Sons of the Sahara is just one of many militant groups to have emerged in Algeria in the last 20 years. The first took up arms in 1992, after the Algerian military stepped in to cancel elections that the Islamic Salvation Front was poised to win.
A subsequent guerrilla war waged by the Armed Islamic Group (GIA) -- and its suppression by Algerian security forces -- took an estimated 150,000 lives. A successor group to the GIA became the foundation for al Qaeda in the Islamic Maghreb.
In addition, many southern Algerians complain their region has been marginalized by the dominant north.
Whether (and when) Bencheneb saw himself as part of a larger al Qaeda-inspired movement is unclear.
But he was considered close to Belmoktar and Zelin says he is believed to have served on the Shura Council of Belmoktar's group. Zelin adds that in another statement that appeared in March 2012, Bencheneb said his group was headquartered in northern Mali, where Belmoktar is also strongest.
Whether Bencheneb and his group were involved in kidnapping -- which has helped al Qaeda in the Islamic Maghreb raise tens of millions of dollars -- is also unknown.
Algerian media reported that Sons of the Sahara were involved in abducting three aid workers -- two Spaniards and an Italian -- near the town of Tindouf in southern Algeria in October 2011. Another jihadist group -- the Movement for Unity and Jihad in West Africa (MUJAO) -- claimed responsibility for the abductions, and Zelin says it's possible there was some coordination between the two groups.
As an example of how these groups can move freely across the Sahel, the three aid workers were released months later some 1,200 kilometers (750 miles) away -- in Gao, a town in northern Mali where Belmoktar is thought to be based. MUJAO said it had received a ransom of $18 million for their release, although other estimates put the figure much lower.
Bencheneb's fluid connections and the paucity of intelligence about his group are further evidence that North Africa's terrorist firmament is both diverse and fractured, with different motivations and associations inspiring a kaleidoscope of groups from Benghazi to the Algerian desert and northern Nigeria.
Combating these groups will, as U.S. Secretary of State Hillary Clinton acknowledged Wednesday, will be a long struggle.
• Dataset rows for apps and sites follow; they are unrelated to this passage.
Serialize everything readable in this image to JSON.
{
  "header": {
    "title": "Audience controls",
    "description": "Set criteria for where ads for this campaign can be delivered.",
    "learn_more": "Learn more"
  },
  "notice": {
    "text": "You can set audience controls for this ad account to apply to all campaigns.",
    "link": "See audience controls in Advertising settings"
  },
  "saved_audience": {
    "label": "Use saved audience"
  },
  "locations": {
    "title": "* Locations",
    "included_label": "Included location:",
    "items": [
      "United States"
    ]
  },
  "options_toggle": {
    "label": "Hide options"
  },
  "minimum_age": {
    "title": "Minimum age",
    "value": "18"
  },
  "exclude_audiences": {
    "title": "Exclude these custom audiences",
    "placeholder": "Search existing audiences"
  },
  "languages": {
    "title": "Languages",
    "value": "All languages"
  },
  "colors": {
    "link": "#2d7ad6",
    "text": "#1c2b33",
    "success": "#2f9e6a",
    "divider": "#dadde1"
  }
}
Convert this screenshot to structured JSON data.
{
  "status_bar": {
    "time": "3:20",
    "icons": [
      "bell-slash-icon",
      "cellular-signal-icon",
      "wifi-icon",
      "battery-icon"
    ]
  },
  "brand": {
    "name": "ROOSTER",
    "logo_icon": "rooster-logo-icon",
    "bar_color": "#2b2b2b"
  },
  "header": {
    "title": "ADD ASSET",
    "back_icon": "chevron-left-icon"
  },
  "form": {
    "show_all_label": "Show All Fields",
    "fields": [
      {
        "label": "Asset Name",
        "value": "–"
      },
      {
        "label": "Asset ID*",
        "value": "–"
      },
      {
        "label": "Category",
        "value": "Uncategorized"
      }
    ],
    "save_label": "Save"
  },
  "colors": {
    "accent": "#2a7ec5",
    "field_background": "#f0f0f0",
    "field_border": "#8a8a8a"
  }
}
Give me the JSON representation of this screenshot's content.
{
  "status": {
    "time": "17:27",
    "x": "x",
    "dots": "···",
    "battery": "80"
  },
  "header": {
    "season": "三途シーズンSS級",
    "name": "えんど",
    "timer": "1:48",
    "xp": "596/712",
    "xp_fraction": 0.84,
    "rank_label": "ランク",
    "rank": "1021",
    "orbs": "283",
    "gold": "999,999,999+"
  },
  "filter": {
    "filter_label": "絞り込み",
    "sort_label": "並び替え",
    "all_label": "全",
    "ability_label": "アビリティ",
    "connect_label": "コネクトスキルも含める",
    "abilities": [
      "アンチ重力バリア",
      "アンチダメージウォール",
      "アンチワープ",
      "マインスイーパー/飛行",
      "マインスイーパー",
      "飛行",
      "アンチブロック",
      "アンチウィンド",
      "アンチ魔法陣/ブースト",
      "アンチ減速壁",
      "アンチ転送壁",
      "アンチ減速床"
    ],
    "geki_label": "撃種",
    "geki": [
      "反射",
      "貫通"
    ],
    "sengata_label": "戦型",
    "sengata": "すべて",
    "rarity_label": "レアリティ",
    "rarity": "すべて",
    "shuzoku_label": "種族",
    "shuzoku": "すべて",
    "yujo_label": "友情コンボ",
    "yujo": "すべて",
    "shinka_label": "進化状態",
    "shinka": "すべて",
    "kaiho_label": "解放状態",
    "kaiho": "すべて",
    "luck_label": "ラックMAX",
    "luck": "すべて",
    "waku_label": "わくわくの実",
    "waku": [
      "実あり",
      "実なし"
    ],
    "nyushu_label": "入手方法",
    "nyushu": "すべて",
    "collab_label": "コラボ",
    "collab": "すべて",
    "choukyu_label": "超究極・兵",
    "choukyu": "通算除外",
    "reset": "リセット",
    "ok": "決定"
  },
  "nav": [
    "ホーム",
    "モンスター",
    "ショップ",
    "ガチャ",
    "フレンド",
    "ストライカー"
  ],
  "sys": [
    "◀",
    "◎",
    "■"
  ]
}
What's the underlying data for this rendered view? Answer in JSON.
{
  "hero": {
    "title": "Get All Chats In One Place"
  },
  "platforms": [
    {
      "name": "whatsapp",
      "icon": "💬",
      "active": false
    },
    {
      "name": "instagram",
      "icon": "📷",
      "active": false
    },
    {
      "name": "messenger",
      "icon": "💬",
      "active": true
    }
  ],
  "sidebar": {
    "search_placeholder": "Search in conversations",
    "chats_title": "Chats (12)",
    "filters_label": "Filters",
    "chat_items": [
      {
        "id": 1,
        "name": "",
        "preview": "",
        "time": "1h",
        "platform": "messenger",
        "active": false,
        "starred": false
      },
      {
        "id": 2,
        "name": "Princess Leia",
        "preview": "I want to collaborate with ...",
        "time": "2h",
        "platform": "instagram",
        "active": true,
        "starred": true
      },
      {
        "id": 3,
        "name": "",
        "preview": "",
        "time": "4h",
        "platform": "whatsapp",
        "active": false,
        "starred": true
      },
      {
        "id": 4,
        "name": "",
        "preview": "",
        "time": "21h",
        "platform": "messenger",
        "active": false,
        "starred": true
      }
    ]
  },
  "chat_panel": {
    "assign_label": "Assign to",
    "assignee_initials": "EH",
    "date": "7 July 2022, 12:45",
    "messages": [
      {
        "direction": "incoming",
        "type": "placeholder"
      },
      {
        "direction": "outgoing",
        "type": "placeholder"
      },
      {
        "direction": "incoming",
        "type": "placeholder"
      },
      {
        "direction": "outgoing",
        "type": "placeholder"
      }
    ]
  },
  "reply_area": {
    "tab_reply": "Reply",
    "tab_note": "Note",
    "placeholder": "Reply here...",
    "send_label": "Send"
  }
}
Words echoed Thursday by Gen. Carter Ham, commander of the U.S. Africa Command, who told an audience at Howard University: "Realistically, we would all like to see the elimination of al Qaeda and others from northern Mali. Realistically, probably the best you can get is containment and disruption."